Q. Is there anything wrong with my physical condition other than tuberculosis?
A. As indicated, the digestion. This is the after effect that often comes with distresses of this nature. (3200-1

This as is interpreted has been an acute condition of tuberculosis. There have been many ups and downs, many periods when apparently there was little hope for preventing further inroads into the strength of the body. Then again it has turned (as it does in some stages, the more often) to be so detrimental to the ability of the body to assimilate foods. And the foods that are taken only lie in the stomach and become corrupt in not digesting properly; naturally upsetting all of the digestive and eliminative systems of the body. (3154-1)

So we are setting up, then, in the system, the proper coordination between the eliminating channels of the body. Let’s not overtax one at the expense of another. The system – or nature in itself – attempts to create the bettered conditions, so long as the life plasm in a cellular unit is created through the proper assimilations. Hence the diets and the activities in the system, carry on. When the eliminations through the alimentary canal are choked, either the liver or the kidneys, or both, suffer. So also does the lymphatic circulation, or the pulmonaries – so one may be given tuberculosis from poor elimination, just as there has been reported for this body. THESE are being cleared wonderfully. (337-4)

These systemic aspects of pulmonary TB contribute to the general debilitation associated with the disease (e.g., fatigue, loss of appetite, weight loss, etc.). Therefore, the Cayce approach to understanding and treating pulmonary TB involves the whole person and is comprehensive in its scope. The intent is to assist the body’s systems in gaining strength, vitality and resistence to the TB germs. Thus the treatments for pulmonary TB are directed not only at symptomatic relief and the local infection in the lungs, but more systemically to improve assimilations, circulation and eliminations. Further, the Cayce approach takes into consideration the mental and spiritual aspects of healing.

Edgar Cayce’s Therapeutic Model

Consistent with Cayce’s comprehensive perspective on pulmonary TB, the therapeutic model includes therapies which address all aspects of the disease. Keep in mind that the Cayce model is a complementary medicine approach which does not substitute for standard medical treatment. Patients are encouraged to follow their physician’s recommended treatments while applying the Cayce approach. With that in mind, here are the key elements in the Cayce treatment plan for pulmonary TB:

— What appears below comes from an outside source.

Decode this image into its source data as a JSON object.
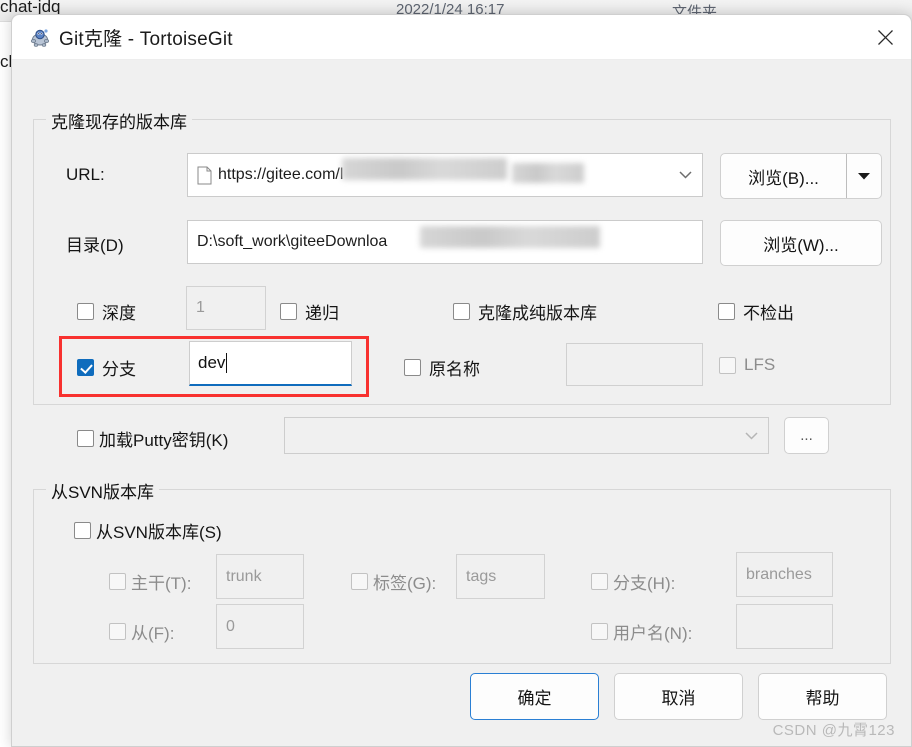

  • Inhalant Therapy: The primary therapeutic intervention for pulmonary TB is the inhalation of apple brandy fumes from a charred oak keg on a daily basis. The Cayce readings state that inhalation of apple brandy fumes have an antiseptic effect on the TB bacteria.
  • Manual Therapy: Osteopathic or chiropractic treatment is recommended to relieve any pressures that may be hindering circulation to the lungs and hepatic system. General treatment may also be helpful to relax the system and improve eliminations. If osteopathic or chiropractic treatment is not available, the use of an electric vibrator along the spine may be helpful.
  • Diet: The Basic Cayce Diet is intended to improve assimilation and elimination. The diet focuses heavily on keeping a proper alkaline/acid balance while avoiding foods which produce toxicity and drain the system. Essentially, the diet consists mainly of fruits and vegetables while avoiding fried foods and refined carbohydrates (“junk food”). Certain food combinations are emphasized. For individuals experiencing general debilitation, a optional body-building diet is provided.
  • Dietary Supplement: To assist with digestion and assimilation, Calcios (a dietary source of calcium) is recommended.
  • Attitudes and Emotions: The mental and emotional aspects of healing are frequently discussed the Cayce readings. Particularly, an attitude of desiring and expecting to be healed is important. A positive mental and emotional attitude and can be created and maintained by focusing on a high purpose (ideal) for being healed.

Note: As this information is not intended for self-diagnosis or self-treatment, your use of this database of information indicates that you are aware of our recommendation that you consult with a professional healthcare provider before taking any action.